Anthony Jorge : Because I had no background in filmmaking, the hardest thing was to fight against my lack of self-confidence. Every day was a fight, trying to convince myself I could do it. But it’s something I couldn’t have done alone. I managed to jump into the void because I knew I was surrounded by people like Jonathan and Victor (the DP Jonathan was talking about) and many other people who helped me to fill in the gaps of knowledge.
How did you develop your voice and hone your craft?
Jonathan Cohen-Berry: Watching a lot of movies and other’s people work definitely influenced us in terms of what we like and the style we wanted to develop. But I feel sometimes there is a difference between the type of work you like and the type of work you are good at doing. Simple example: in 2010, I was a fan of Wes Anderson. His style is very art directed, composed images, static, symmetry, matching colours and patterns etc… Everything is very calculated in advance. In my first videos I naturally wanted to do something similar. But the result wasn’t good. I didn’t have the skills, the eye (nor the budget) for that kind of strong art direction. When we finally did the ‘Kid Wise – Hope’ video, we went for a totally different approach, a lot more organic, handheld camera, lots of improvisation with the actors and no storyboarding at all (until then I was always relying strongly on storyboard). We just had a story in mind and a list of shot/ideas we wanted to capture and we really rely on the edit (my speciality) to put everything together and not plan in advance each transition, the order of the shots, etc. That way of doing things really suited my personality more. And that worked! The video felt a lot better than any work before. I think it takes time to really know yourself: what you are good at and what isn’t your thing, but when you do, things get a little easier.

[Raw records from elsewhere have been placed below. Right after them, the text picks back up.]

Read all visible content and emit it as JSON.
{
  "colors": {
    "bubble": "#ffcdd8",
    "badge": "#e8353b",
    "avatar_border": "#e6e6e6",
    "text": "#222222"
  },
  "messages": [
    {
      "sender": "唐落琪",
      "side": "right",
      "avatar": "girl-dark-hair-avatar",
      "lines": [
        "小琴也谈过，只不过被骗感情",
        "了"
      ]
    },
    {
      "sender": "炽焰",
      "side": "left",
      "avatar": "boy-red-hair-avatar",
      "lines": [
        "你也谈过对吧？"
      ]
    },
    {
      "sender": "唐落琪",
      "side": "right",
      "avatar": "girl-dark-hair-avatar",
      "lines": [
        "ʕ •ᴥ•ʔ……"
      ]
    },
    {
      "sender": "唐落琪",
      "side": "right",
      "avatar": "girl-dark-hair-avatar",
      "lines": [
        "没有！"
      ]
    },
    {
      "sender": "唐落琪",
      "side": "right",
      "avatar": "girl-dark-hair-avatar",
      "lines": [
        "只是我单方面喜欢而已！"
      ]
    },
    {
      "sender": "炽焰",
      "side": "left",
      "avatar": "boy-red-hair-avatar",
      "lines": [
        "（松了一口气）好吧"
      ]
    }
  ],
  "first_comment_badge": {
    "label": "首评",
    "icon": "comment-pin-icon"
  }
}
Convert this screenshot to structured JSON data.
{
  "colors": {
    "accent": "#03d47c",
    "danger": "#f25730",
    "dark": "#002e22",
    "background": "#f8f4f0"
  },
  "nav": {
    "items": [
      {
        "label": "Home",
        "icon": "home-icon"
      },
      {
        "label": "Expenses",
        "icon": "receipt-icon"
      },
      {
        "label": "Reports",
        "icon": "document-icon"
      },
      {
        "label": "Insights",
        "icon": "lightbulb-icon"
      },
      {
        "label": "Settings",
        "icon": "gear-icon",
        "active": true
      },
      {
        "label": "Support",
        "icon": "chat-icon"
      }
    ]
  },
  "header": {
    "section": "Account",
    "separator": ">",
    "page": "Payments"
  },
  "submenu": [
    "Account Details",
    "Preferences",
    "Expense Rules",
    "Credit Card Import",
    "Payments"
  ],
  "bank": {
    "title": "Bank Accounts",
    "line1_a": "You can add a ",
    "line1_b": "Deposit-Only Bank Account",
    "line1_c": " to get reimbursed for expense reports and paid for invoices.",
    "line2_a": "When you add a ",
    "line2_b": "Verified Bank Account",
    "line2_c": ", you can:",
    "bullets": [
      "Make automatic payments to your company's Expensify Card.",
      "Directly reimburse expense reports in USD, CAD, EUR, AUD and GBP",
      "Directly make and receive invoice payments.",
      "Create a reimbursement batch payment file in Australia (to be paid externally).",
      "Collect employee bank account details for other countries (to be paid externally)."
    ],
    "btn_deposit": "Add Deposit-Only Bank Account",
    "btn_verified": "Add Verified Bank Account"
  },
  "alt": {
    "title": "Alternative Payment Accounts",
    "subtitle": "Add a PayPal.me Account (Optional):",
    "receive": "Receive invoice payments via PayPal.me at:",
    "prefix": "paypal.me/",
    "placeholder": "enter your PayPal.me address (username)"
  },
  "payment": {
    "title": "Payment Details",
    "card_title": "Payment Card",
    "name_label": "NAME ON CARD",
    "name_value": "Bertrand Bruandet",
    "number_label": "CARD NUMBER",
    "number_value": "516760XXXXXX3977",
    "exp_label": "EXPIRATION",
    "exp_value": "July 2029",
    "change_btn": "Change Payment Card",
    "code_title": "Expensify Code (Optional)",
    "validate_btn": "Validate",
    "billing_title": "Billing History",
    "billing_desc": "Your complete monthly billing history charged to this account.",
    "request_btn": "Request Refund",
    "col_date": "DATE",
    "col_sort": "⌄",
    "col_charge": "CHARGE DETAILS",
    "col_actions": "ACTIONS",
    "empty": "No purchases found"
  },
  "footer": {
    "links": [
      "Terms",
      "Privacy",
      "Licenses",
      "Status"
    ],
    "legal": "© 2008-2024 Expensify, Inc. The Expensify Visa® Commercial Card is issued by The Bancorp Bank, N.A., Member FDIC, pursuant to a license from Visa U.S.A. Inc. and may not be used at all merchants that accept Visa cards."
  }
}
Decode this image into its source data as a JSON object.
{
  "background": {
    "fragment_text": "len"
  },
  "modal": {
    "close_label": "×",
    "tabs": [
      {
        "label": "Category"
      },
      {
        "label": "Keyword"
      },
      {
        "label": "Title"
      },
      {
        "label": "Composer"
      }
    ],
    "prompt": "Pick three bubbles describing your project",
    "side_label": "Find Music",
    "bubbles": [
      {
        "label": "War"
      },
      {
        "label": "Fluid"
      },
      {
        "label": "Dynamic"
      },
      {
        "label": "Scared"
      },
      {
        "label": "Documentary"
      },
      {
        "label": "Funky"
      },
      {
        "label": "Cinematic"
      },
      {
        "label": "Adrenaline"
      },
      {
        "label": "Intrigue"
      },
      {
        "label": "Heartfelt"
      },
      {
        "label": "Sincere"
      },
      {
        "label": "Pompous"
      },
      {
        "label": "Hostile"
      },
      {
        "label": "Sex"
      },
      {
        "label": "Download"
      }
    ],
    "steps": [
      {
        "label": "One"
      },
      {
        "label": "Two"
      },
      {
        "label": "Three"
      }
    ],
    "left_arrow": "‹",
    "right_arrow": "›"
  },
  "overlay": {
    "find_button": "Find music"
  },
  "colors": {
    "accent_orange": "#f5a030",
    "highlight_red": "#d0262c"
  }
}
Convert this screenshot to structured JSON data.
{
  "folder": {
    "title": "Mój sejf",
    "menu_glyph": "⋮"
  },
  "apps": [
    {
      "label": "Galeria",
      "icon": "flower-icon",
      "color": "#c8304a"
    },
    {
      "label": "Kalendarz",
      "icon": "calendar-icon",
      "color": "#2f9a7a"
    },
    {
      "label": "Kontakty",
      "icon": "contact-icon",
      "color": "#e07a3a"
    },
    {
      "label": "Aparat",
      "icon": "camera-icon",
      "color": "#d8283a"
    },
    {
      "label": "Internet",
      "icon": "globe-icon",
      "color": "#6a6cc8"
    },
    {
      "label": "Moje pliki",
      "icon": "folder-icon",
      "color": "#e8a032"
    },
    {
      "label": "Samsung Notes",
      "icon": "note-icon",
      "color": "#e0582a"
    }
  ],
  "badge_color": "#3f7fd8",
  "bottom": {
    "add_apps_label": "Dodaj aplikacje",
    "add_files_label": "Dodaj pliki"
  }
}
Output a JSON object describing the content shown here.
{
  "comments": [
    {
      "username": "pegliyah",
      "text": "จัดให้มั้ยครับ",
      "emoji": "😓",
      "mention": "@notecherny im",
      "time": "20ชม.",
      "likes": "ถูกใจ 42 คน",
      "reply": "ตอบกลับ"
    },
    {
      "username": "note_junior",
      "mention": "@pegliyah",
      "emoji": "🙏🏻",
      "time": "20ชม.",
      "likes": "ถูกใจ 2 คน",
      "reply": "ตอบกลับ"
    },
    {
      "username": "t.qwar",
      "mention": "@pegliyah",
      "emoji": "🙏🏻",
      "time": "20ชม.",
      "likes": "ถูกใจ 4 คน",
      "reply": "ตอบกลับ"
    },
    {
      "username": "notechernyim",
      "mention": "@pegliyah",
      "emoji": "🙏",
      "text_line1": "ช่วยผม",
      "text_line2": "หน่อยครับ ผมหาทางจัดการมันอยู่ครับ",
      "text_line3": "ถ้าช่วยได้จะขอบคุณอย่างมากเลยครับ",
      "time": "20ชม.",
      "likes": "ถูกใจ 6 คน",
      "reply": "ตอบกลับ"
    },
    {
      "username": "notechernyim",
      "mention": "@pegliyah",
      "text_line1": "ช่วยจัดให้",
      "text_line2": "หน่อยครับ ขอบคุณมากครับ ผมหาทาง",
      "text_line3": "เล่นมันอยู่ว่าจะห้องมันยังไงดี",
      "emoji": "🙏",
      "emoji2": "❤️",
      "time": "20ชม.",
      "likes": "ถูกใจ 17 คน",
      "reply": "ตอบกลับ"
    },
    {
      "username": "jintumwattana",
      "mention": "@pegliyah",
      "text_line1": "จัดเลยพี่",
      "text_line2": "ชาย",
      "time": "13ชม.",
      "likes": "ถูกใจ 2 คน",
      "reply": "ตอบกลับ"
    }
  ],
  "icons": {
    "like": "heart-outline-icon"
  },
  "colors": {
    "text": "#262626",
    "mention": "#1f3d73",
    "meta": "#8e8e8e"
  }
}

Anthony Jorge: As I said in the beginning, we started by making silly films in our free time, actually just for fun. These films were really experimental. We were just following our instinct and taking a huge pleasure doing them. They were probably not extraordinary but I felt really proud of them. They were a real mirror of what we were. When we decided to really team up and make films “seriously”, we did the worst film ever. Because we wanted to look professional, we started to copy the films we liked, to do things in a very conventional way, with storyboards, conventional equipment, team, camera movements… Because we got really depressed by the result of these films, we decided to go back to basics. When Kid Wise trusted us for their music video, we decided to do things our way, like we did before. Instead of having a big conventional team, we gathered only a few friends and went back to our original energy, taking pleasure at experimenting with things together. I think it’s this freedom and pleasure to do things together, that allowed us to develop our own voice.
How did you get your first break?
Jonathan Cohen-Berry: I’ll remain on that Kid Wise – Hope video because it’s the first ‘break’. We contacted some bands whose music we liked and proposed to make music videos for them. Kid Wise replied and were like, “Here’s a song. We have no money but we have a house in the countryside where we can spend a couple of weeks shooting something, and we have cool looking friends who can act in the video.” We liked the music so much that we went for it and wrote an idea based on these parameters. We invested a bit of money but really not much, like 400 euros. We convinced our DoP friend (Victor Seguin) to come too. He brought a Canon 5D and some lenses he borrowed for free. We brought a stylist, again a friend of ours, and that was it. We were a team of four and we shoot the entire video like that.
Photograph: Léo Delafontaine